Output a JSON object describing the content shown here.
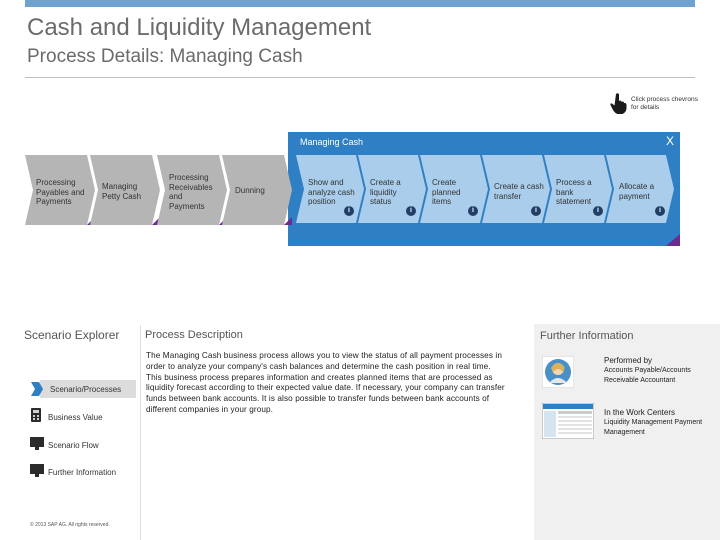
{
  "header": {
    "title": "Cash and Liquidity Management",
    "subtitle": "Process Details: Managing Cash",
    "hint": "Click process chevrons for details"
  },
  "process_band": {
    "title": "Managing Cash",
    "close": "X"
  },
  "outer_chevrons": [
    {
      "label": "Processing Payables and Payments"
    },
    {
      "label": "Managing Petty Cash"
    },
    {
      "label": "Processing Receivables and Payments"
    },
    {
      "label": "Dunning"
    }
  ],
  "inner_chevrons": [
    {
      "label": "Show and analyze cash position",
      "info": "i"
    },
    {
      "label": "Create a liquidity status",
      "info": "i"
    },
    {
      "label": "Create planned items",
      "info": "i"
    },
    {
      "label": "Create a cash transfer",
      "info": "i"
    },
    {
      "label": "Process a bank statement",
      "info": "i"
    },
    {
      "label": "Allocate a payment",
      "info": "i"
    }
  ],
  "sidebar": {
    "title": "Scenario Explorer",
    "items": [
      {
        "label": "Scenario/Processes",
        "icon": "scenario-processes-icon"
      },
      {
        "label": "Business Value",
        "icon": "calculator-icon"
      },
      {
        "label": "Scenario Flow",
        "icon": "monitor-icon"
      },
      {
        "label": "Further Information",
        "icon": "info-screen-icon"
      }
    ],
    "copyright": "© 2013 SAP AG. All rights reserved."
  },
  "description": {
    "title": "Process Description",
    "body": "The Managing Cash business process allows you to view the status of all payment processes in order to analyze your company's cash balances and determine the cash position in real time. This business process prepares information and creates planned items that are processed as liquidity forecast according to their expected value date. If necessary, your company can transfer funds between bank accounts. It is also possible to transfer funds between bank accounts of different companies in your group."
  },
  "further_info": {
    "title": "Further Information",
    "performed_by_title": "Performed by",
    "performed_by": "Accounts Payable/Accounts Receivable Accountant",
    "work_centers_title": "In the Work Centers",
    "work_centers": "Liquidity Management Payment Management"
  },
  "colors": {
    "accent": "#2f7fc4",
    "top_bar": "#6fa3cf",
    "chevron_gray": "#b5b5b5",
    "chevron_blue": "#a9cdea",
    "info_dot": "#1f3f66",
    "corner_purple": "#6a2c8e"
  }
}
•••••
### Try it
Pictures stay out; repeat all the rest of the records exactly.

### Result
Output a JSON object describing the content shown here.
{
  "header": {
    "title": "Cash and Liquidity Management",
    "subtitle": "Process Details: Managing Cash",
    "hint": "Click process chevrons for details"
  },
  "process_band": {
    "title": "Managing Cash",
    "close": "X"
  },
  "outer_chevrons": [
    {
      "label": "Processing Payables and Payments"
    },
    {
      "label": "Managing Petty Cash"
    },
    {
      "label": "Processing Receivables and Payments"
    },
    {
      "label": "Dunning"
    }
  ],
  "inner_chevrons": [
    {
      "label": "Show and analyze cash position",
      "info": "i"
    },
    {
      "label": "Create a liquidity status",
      "info": "i"
    },
    {
      "label": "Create planned items",
      "info": "i"
    },
    {
      "label": "Create a cash transfer",
      "info": "i"
    },
    {
      "label": "Process a bank statement",
      "info": "i"
    },
    {
      "label": "Allocate a payment",
      "info": "i"
    }
  ],
  "sidebar": {
    "title": "Scenario Explorer",
    "items": [
      {
        "label": "Scenario/Processes",
        "icon": "scenario-processes-icon"
      },
      {
        "label": "Business Value",
        "icon": "calculator-icon"
      },
      {
        "label": "Scenario Flow",
        "icon": "monitor-icon"
      },
      {
        "label": "Further Information",
        "icon": "info-screen-icon"
      }
    ],
    "copyright": "© 2013 SAP AG. All rights reserved."
  },
  "description": {
    "title": "Process Description",
    "body": "The Managing Cash business process allows you to view the status of all payment processes in order to analyze your company's cash balances and determine the cash position in real time. This business process prepares information and creates planned items that are processed as liquidity forecast according to their expected value date. If necessary, your company can transfer funds between bank accounts. It is also possible to transfer funds between bank accounts of different companies in your group."
  },
  "further_info": {
    "title": "Further Information",
    "performed_by_title": "Performed by",
    "performed_by": "Accounts Payable/Accounts Receivable Accountant",
    "work_centers_title": "In the Work Centers",
    "work_centers": "Liquidity Management Payment Management"
  },
  "colors": {
    "accent": "#2f7fc4",
    "top_bar": "#6fa3cf",
    "chevron_gray": "#b5b5b5",
    "chevron_blue": "#a9cdea",
    "info_dot": "#1f3f66",
    "corner_purple": "#6a2c8e"
  }
}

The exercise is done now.